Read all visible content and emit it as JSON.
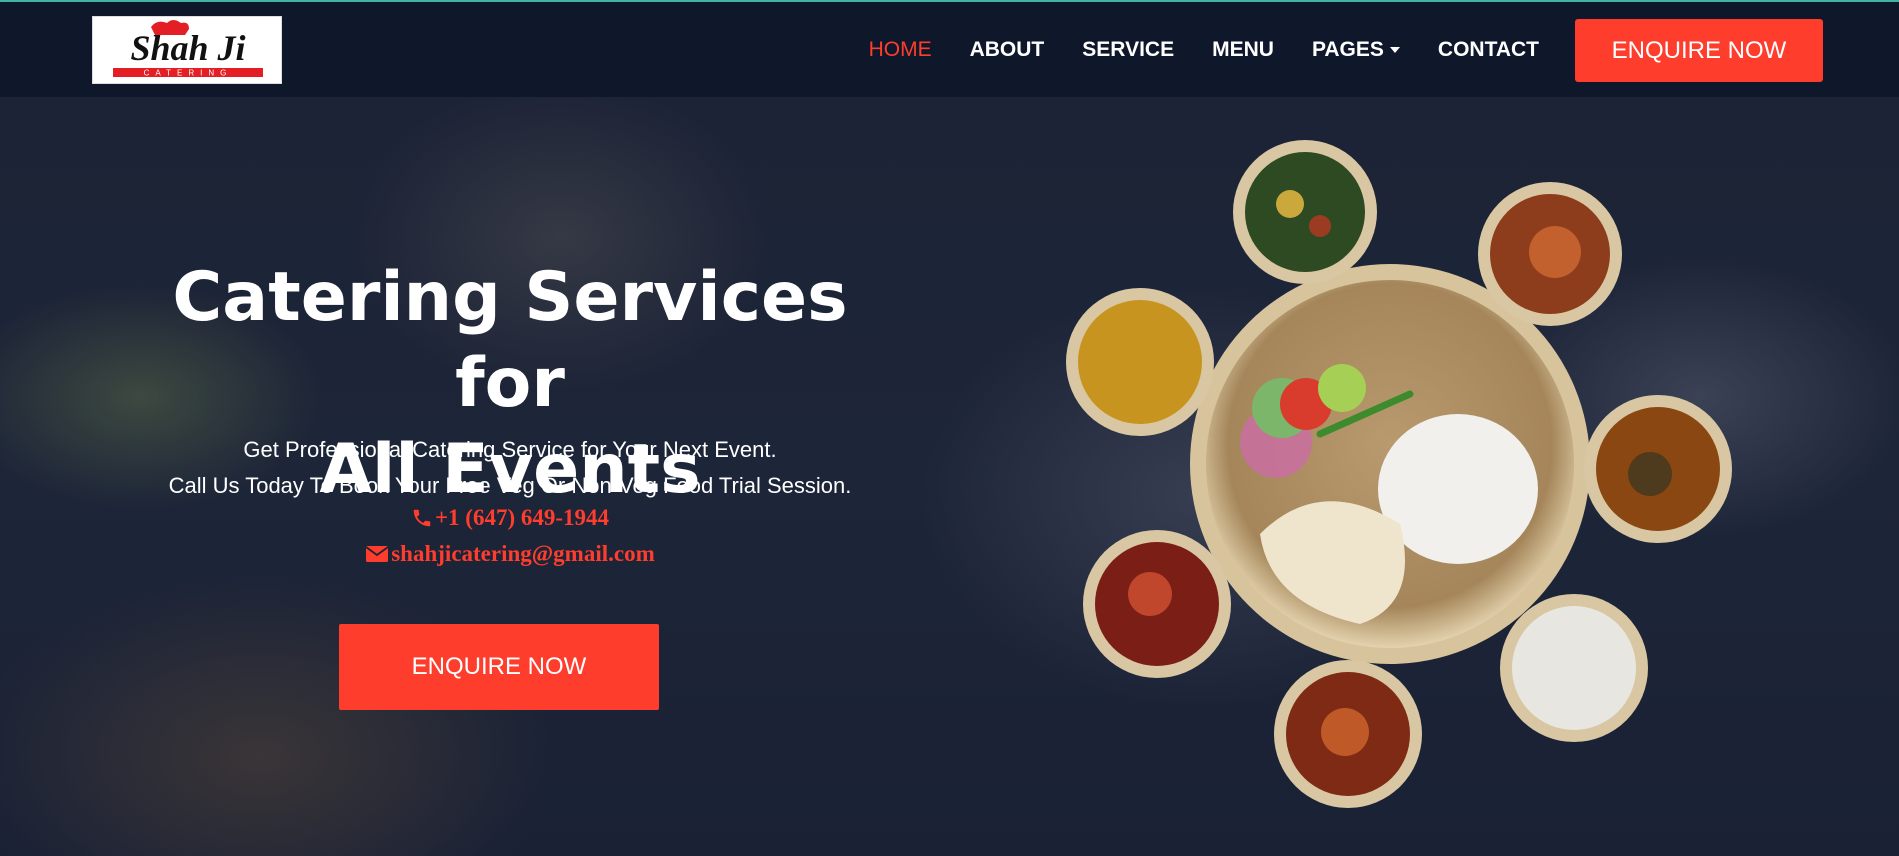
{
  "brand": {
    "logo_text": "Shah Ji",
    "logo_subtext": "CATERING"
  },
  "nav": {
    "items": [
      {
        "label": "HOME",
        "active": true
      },
      {
        "label": "ABOUT",
        "active": false
      },
      {
        "label": "SERVICE",
        "active": false
      },
      {
        "label": "MENU",
        "active": false
      },
      {
        "label": "PAGES",
        "active": false,
        "dropdown": true
      },
      {
        "label": "CONTACT",
        "active": false
      }
    ],
    "cta_label": "ENQUIRE NOW"
  },
  "hero": {
    "title_line1": "Catering Services for",
    "title_line2": "All Events",
    "subtitle_line1": "Get Professional Catering Service for Your Next Event.",
    "subtitle_line2": "Call Us Today To Book Your Free Veg Or Non-Veg Food Trial Session.",
    "phone": "+1 (647) 649-1944",
    "email": "shahjicatering@gmail.com",
    "cta_label": "ENQUIRE NOW"
  },
  "icons": {
    "phone": "phone-icon",
    "email": "envelope-icon",
    "dropdown": "caret-down-icon"
  },
  "colors": {
    "accent": "#fe3d2d",
    "navbar_bg": "#0f172b",
    "text": "#ffffff"
  }
}
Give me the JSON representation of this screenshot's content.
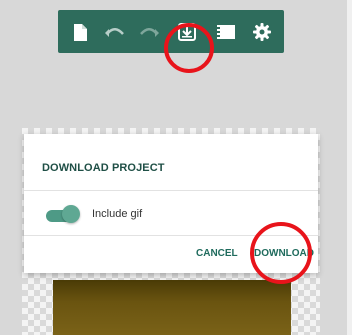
{
  "toolbar": {
    "icons": [
      "file-icon",
      "undo-icon",
      "redo-icon",
      "download-icon",
      "film-icon",
      "gear-icon"
    ]
  },
  "dialog": {
    "title": "DOWNLOAD PROJECT",
    "toggle": {
      "label": "Include gif",
      "checked": true
    },
    "cancel_label": "CANCEL",
    "download_label": "DOWNLOAD"
  },
  "colors": {
    "toolbar": "#2e6c5c",
    "accent": "#1f6b5d",
    "annotation": "#e8141b"
  }
}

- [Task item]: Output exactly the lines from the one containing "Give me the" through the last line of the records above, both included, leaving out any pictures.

- [Solution to this problem]:
Give me the JSON representation of this screenshot's content.
{
  "toolbar": {
    "icons": [
      "file-icon",
      "undo-icon",
      "redo-icon",
      "download-icon",
      "film-icon",
      "gear-icon"
    ]
  },
  "dialog": {
    "title": "DOWNLOAD PROJECT",
    "toggle": {
      "label": "Include gif",
      "checked": true
    },
    "cancel_label": "CANCEL",
    "download_label": "DOWNLOAD"
  },
  "colors": {
    "toolbar": "#2e6c5c",
    "accent": "#1f6b5d",
    "annotation": "#e8141b"
  }
}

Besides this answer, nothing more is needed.